Most of Kummer’s article is about the efforts Wal-Mart is making to buy local and to spiff up its food aisles. (Above) “Walmart says it wants to revive local economies and communities that lost out when agriculture became centralized in large states,” Kummer wrote. (Ironic to small town residents, who saw Wal-Mart as the prime agent in centralizing retail sales, leading to the demise of many a Main Street.) The company is trying to buy local, but so far local goods account for only 4 to 6 percent of Walmart’s produce sales. Good update on what Wal-Mart is doing.

"> Who Won the Wal-Mart/Whole Foods Smackdown - Daily Yonder

Who Won the Wal-Mart/Whole Foods Smackdown

The Atlantic magazine conducted an interesting experiment. With the help of Yonder neighbor James McWilliams, Atlantic food writer Corby Kummer had chefs at a fancy pants Austin (Texas) restaurant prepare two meals that were exact in every way — except that one used ingredients from Wal-Mart and the other from Whole Foods. Then a bunch of foodies would taste the two (unidentified) versions, smack their lips and vote which was better. 

The result was, essentially, a draw. The tasters liked the Wal-Mart appetizer, salad and spinach. Whole Foods won with the main course (chicken breasts) and desert. The difference in cost, however, was interesting. Wal-Mart ingredients cost $126.02. Whole Foods: $175.04. Twenty bucks of the $50 difference was for the meat. (Whole Foods sales and profits were way up in the last quarter.)

Most of Kummer's article is about the efforts Wal-Mart is making to buy local and to spiff up its food aisles. (Above) "Walmart says it wants to revive local economies and communities that lost out when agriculture became centralized in large states," Kummer wrote. (Ironic to small town residents, who saw Wal-Mart as the prime agent in centralizing retail sales, leading to the demise of many a Main Street.) The company is trying to buy local, but so far local goods account for only 4 to 6 percent of Walmart’s produce sales. Good update on what Wal-Mart is doing.

Share This:

The Atlantic magazine conducted an interesting experiment. With the help of Yonder neighbor James McWilliams, Atlantic food writer Corby Kummer had chefs at a fancy pants Austin (Texas) restaurant prepare two meals that were exact in every way — except that one used ingredients from Wal-Mart and the other from Whole Foods. Then a bunch of foodies would taste the two (unidentified) versions, smack their lips and vote which was better. 

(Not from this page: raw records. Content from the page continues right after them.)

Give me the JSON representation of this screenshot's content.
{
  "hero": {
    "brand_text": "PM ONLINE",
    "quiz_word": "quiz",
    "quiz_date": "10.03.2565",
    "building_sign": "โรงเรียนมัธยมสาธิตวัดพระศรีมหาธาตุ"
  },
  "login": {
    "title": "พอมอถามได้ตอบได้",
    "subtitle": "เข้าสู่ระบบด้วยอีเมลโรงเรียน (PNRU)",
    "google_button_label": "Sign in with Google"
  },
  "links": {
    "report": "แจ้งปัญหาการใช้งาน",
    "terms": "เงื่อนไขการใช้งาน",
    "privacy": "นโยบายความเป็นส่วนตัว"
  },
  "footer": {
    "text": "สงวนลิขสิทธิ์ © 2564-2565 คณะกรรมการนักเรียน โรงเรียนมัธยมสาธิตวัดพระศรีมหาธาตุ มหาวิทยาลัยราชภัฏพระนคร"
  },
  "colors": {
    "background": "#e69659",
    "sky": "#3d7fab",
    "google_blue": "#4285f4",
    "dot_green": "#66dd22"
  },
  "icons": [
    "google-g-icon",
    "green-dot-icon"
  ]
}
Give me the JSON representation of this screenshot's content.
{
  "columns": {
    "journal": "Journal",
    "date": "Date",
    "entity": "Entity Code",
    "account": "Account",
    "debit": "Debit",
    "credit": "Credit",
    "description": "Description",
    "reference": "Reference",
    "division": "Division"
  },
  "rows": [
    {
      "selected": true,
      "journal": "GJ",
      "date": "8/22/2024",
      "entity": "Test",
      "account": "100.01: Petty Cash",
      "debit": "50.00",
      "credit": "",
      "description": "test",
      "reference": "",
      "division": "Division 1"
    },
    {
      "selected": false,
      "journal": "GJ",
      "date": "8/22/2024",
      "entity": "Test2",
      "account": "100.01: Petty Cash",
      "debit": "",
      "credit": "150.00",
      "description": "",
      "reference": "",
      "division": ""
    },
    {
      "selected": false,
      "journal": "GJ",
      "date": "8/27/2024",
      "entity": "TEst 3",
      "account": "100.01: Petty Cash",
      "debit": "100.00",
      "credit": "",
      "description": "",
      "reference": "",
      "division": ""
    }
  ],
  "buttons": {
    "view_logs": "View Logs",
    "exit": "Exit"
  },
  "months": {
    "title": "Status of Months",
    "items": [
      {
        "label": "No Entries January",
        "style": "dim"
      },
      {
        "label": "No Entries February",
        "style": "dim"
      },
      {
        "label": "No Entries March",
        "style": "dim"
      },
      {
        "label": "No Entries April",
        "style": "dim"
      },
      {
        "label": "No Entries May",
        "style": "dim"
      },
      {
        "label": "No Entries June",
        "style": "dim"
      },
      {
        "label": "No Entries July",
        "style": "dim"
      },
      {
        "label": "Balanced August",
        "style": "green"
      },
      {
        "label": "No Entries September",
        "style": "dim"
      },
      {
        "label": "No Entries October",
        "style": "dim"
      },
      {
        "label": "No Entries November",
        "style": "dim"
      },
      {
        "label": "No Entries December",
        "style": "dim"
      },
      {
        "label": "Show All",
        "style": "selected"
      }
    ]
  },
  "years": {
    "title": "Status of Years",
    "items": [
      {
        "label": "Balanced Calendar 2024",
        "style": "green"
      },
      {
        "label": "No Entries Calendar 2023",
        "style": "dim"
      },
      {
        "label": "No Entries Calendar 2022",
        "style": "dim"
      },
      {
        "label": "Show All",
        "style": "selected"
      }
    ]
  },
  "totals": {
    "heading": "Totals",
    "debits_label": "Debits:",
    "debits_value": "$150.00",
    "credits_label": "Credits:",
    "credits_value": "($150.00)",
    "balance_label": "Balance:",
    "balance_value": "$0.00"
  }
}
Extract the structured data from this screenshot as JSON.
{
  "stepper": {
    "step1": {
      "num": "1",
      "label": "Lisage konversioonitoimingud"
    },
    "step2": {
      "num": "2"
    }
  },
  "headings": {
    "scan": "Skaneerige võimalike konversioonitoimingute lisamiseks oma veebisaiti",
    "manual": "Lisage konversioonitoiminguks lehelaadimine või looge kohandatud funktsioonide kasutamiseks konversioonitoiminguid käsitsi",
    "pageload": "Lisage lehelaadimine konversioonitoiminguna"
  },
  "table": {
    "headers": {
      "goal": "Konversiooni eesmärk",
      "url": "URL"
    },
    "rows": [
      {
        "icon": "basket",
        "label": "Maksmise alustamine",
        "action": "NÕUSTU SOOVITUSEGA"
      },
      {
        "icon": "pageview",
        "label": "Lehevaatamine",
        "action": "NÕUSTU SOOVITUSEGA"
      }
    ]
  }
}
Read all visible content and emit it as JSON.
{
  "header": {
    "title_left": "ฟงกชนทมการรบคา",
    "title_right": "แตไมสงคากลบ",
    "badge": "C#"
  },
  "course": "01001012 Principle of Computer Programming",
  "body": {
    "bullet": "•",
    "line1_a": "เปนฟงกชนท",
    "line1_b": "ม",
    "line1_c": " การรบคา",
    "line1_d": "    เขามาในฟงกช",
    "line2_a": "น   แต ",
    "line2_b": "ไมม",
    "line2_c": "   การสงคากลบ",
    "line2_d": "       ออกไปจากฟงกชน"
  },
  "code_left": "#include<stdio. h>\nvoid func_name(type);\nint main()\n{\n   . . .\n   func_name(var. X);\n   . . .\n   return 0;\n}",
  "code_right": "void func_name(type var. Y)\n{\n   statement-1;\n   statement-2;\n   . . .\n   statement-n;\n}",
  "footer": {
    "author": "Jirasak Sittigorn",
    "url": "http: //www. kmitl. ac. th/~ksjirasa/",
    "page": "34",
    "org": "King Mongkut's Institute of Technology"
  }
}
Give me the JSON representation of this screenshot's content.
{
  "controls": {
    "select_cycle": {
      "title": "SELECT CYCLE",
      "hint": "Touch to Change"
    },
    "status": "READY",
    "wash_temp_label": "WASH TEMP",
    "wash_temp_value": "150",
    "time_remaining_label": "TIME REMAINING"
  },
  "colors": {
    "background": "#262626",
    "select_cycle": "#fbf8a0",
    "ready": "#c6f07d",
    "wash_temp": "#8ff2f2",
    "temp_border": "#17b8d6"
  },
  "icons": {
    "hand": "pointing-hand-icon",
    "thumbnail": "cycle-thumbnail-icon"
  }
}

The result was, essentially, a draw. The tasters liked the Wal-Mart appetizer, salad and spinach. Whole Foods won with the main course (chicken breasts) and desert. The difference in cost, however, was interesting. Wal-Mart ingredients cost $126.02. Whole Foods: $175.04. Twenty bucks of the $50 difference was for the meat. (Whole Foods sales and profits were way up in the last quarter.)

Most of Kummer’s article is about the efforts Wal-Mart is making to buy local and to spiff up its food aisles. (Above) “Walmart says it wants to revive local economies and communities that lost out when agriculture became centralized in large states,” Kummer wrote. (Ironic to small town residents, who saw Wal-Mart as the prime agent in centralizing retail sales, leading to the demise of many a Main Street.) The company is trying to buy local, but so far local goods account for only 4 to 6 percent of Walmart’s produce sales. Good update on what Wal-Mart is doing.

 

Topics: Food
x

News Briefs